(Dataset rows for apps and sites)
################

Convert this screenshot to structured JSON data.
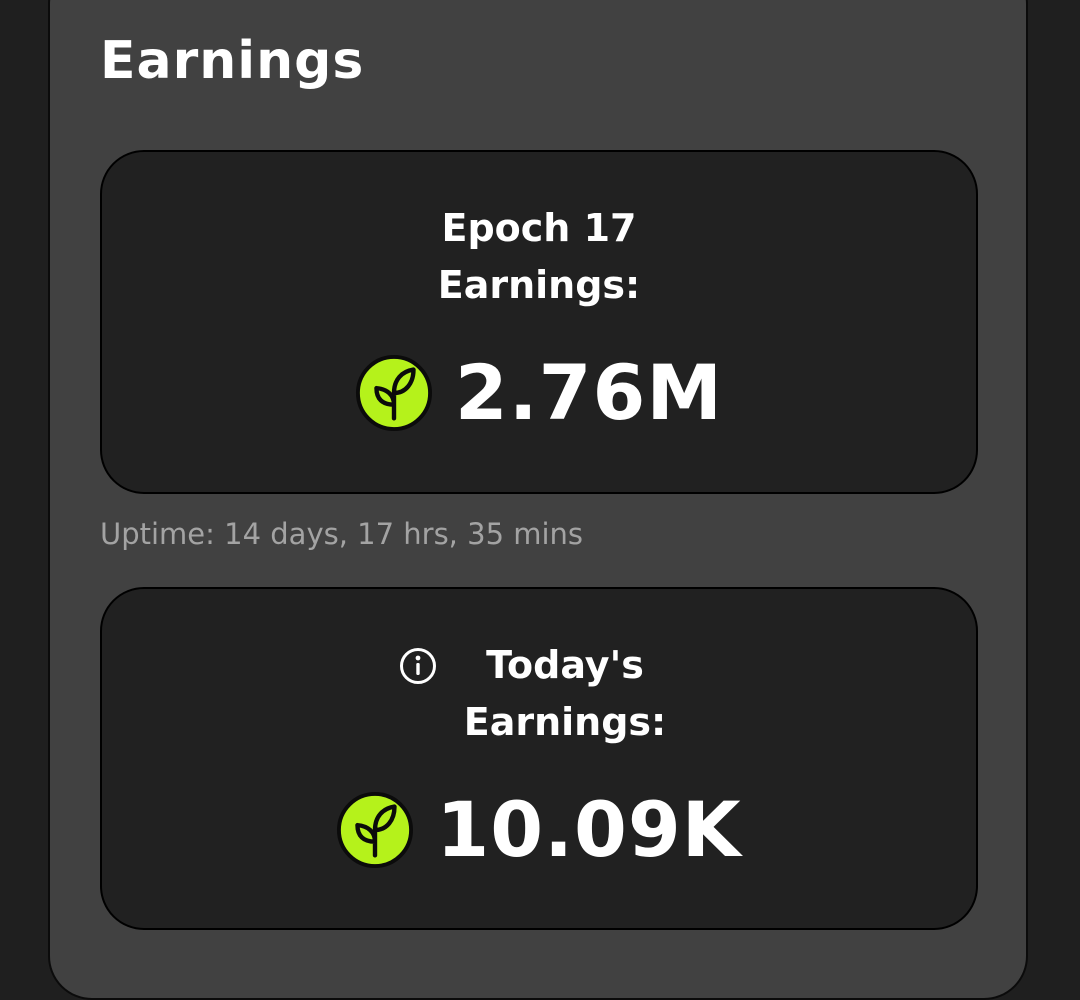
{
  "section": {
    "title": "Earnings"
  },
  "epoch_card": {
    "label_line1": "Epoch 17",
    "label_line2": "Earnings:",
    "amount": "2.76M",
    "coin_icon": "leaf-coin-icon"
  },
  "uptime": {
    "text": "Uptime: 14 days, 17 hrs, 35 mins"
  },
  "today_card": {
    "label_line1": "Today's",
    "label_line2": "Earnings:",
    "amount": "10.09K",
    "coin_icon": "leaf-coin-icon",
    "info_icon": "info-icon"
  },
  "colors": {
    "page_background": "#1f1f1f",
    "panel_background": "#414141",
    "card_background": "#212121",
    "coin_green": "#b5f21b",
    "text_primary": "#ffffff",
    "text_muted": "#a3a3a3"
  }
}
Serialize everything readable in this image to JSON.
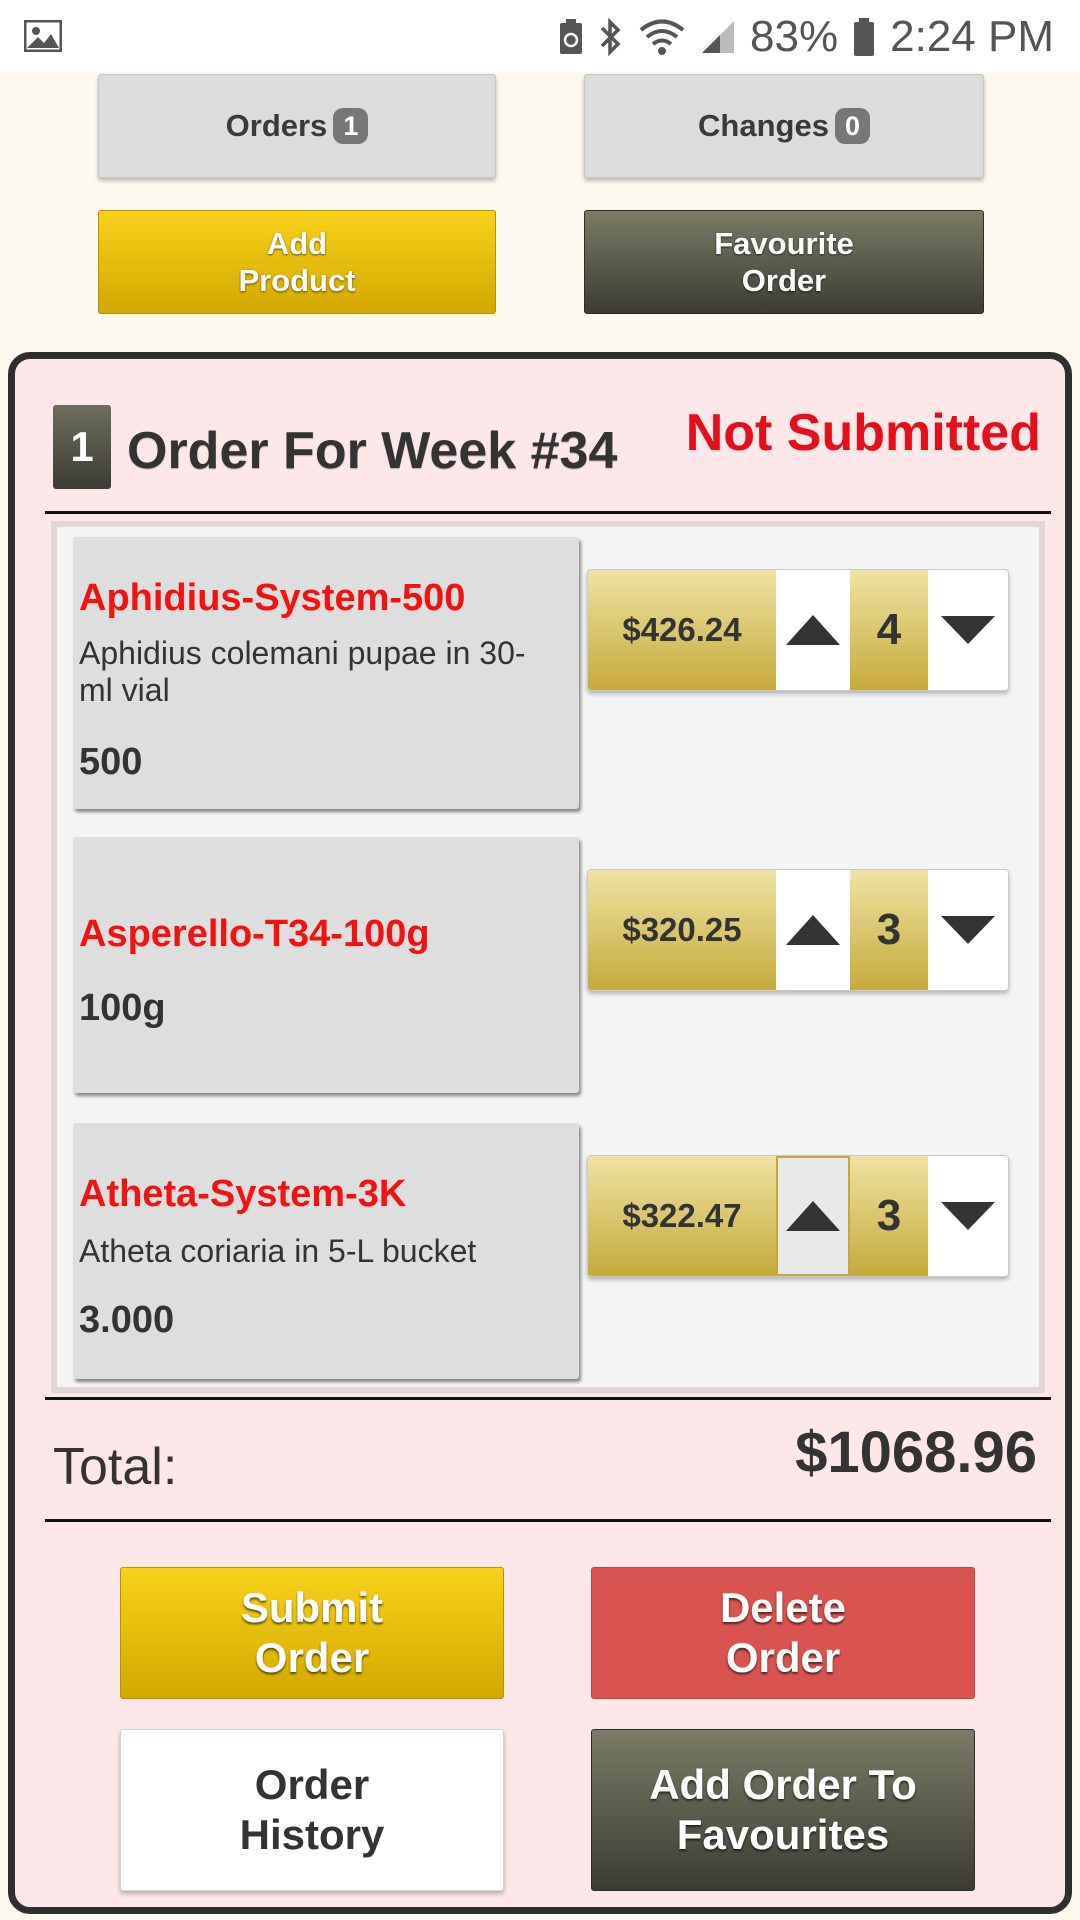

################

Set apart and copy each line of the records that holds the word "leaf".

    "coin_icon": "leaf-coin-icon"
    "coin_icon": "leaf-coin-icon",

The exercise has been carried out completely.